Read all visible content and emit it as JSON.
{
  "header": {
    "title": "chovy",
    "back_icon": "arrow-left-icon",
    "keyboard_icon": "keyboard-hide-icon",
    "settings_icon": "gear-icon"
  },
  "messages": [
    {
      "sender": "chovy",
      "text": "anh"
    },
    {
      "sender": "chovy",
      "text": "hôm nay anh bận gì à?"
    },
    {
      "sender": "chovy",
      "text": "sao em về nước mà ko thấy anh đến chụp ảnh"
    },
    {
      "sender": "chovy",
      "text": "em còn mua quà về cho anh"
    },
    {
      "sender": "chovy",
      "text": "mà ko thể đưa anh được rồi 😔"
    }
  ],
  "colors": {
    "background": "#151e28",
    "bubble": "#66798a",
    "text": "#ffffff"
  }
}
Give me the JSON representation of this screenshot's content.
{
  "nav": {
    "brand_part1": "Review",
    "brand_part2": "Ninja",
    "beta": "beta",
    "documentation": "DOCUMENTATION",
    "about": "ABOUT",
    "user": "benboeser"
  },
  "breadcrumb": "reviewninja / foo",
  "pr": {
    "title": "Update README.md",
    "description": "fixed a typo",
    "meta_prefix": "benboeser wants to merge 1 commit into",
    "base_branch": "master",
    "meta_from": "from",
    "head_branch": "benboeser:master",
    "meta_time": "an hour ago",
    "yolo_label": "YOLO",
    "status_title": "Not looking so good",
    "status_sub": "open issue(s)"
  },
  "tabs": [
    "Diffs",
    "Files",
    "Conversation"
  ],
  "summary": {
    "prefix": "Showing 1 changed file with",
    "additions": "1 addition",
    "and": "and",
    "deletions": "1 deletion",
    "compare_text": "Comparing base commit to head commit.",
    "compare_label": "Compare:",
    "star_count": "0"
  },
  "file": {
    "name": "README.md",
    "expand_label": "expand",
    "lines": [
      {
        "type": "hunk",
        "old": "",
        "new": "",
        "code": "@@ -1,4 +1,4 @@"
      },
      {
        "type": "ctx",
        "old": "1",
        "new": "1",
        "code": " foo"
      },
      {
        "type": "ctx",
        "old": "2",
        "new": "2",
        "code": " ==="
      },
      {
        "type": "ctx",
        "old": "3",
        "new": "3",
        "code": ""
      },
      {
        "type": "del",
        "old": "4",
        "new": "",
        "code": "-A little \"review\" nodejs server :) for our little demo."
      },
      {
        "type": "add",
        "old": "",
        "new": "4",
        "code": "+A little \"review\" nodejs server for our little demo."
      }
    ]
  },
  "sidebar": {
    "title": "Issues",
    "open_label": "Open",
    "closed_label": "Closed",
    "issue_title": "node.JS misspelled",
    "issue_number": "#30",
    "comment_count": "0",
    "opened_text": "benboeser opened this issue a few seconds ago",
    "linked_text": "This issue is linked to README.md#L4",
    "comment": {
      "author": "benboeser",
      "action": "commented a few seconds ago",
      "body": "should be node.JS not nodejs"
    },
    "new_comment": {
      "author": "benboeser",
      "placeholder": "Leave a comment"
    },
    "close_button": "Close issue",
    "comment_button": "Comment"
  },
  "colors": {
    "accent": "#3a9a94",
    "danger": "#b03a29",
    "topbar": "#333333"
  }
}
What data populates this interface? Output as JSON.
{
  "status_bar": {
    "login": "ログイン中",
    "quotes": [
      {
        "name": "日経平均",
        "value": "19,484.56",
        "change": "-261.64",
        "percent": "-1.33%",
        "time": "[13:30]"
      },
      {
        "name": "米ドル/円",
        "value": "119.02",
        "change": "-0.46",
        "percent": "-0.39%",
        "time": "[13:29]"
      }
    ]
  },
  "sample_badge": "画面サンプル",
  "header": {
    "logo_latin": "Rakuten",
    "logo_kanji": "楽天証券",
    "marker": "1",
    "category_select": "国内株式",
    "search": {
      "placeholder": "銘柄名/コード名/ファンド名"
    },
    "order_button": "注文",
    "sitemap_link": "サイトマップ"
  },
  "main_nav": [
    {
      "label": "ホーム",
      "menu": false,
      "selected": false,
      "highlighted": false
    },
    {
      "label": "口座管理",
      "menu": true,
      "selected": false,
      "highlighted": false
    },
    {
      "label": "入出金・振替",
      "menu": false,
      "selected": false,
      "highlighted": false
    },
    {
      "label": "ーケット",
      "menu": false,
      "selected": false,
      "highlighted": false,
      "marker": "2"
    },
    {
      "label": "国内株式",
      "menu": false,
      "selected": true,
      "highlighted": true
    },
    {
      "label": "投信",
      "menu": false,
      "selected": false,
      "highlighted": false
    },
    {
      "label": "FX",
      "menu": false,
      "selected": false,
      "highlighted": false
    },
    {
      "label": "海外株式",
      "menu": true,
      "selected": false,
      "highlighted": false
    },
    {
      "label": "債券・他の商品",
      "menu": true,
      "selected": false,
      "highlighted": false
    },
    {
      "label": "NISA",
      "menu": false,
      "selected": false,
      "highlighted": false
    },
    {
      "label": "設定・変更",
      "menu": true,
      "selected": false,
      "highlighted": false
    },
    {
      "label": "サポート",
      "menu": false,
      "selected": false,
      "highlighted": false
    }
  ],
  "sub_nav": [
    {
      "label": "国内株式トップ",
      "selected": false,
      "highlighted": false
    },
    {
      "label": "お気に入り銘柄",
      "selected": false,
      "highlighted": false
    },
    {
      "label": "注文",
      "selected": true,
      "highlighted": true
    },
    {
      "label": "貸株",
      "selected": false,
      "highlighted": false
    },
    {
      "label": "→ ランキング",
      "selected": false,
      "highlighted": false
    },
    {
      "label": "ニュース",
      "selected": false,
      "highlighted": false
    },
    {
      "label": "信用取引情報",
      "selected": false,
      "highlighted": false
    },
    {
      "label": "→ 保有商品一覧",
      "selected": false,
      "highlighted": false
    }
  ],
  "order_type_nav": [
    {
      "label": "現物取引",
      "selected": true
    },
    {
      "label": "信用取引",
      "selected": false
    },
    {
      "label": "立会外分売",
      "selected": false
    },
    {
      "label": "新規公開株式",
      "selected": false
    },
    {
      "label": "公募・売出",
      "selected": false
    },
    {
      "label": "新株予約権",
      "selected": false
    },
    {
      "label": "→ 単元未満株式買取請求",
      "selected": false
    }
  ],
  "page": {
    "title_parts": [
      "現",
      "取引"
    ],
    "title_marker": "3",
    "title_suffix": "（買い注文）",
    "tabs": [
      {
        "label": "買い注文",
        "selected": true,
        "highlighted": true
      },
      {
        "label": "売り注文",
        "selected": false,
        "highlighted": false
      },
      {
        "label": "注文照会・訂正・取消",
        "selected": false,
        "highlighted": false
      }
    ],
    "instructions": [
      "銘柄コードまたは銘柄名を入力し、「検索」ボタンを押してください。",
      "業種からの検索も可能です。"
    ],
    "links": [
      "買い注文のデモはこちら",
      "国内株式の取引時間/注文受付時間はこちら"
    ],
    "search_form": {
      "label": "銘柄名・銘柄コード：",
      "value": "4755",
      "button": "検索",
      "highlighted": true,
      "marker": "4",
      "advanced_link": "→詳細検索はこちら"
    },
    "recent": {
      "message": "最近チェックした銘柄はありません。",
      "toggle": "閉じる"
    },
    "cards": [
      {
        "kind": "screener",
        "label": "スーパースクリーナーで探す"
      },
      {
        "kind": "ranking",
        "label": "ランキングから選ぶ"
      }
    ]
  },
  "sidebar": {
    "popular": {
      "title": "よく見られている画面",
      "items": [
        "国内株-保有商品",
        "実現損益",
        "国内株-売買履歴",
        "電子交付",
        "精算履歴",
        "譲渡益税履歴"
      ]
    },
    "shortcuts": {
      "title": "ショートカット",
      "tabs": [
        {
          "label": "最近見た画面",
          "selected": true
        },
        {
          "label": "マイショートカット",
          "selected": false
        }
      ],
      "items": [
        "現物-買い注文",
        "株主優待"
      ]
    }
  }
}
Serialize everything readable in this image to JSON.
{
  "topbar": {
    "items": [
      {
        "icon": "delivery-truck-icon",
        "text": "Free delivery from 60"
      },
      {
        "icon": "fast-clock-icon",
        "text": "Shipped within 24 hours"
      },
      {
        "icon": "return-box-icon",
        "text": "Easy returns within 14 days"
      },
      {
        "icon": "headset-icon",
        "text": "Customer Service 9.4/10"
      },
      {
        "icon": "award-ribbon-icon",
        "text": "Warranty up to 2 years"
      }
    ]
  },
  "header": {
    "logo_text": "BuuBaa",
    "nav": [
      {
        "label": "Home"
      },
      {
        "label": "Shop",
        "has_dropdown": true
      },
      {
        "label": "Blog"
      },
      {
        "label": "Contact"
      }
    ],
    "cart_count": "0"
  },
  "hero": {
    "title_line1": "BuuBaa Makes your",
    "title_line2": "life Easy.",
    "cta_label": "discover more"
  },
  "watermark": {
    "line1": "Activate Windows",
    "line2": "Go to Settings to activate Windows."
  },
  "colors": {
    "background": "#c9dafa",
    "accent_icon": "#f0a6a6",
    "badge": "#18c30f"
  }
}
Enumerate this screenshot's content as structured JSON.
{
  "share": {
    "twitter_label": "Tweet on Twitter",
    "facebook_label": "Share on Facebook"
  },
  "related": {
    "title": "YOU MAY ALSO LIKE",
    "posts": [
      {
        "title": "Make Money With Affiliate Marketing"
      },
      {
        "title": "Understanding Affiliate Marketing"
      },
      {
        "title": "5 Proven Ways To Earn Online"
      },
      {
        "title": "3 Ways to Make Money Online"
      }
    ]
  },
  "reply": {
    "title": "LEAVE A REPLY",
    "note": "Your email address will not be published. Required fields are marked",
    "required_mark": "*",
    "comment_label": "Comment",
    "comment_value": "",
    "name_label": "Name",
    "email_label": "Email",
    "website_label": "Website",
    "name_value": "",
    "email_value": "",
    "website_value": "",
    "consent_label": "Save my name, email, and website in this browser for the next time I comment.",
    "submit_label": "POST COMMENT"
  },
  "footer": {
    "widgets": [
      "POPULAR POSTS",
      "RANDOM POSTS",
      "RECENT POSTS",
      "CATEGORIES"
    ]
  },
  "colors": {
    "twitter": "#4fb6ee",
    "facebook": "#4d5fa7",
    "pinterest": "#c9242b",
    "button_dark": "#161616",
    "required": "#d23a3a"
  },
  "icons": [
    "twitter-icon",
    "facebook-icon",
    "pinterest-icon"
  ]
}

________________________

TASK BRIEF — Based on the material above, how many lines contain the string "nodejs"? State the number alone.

RESPONSE AREA — 3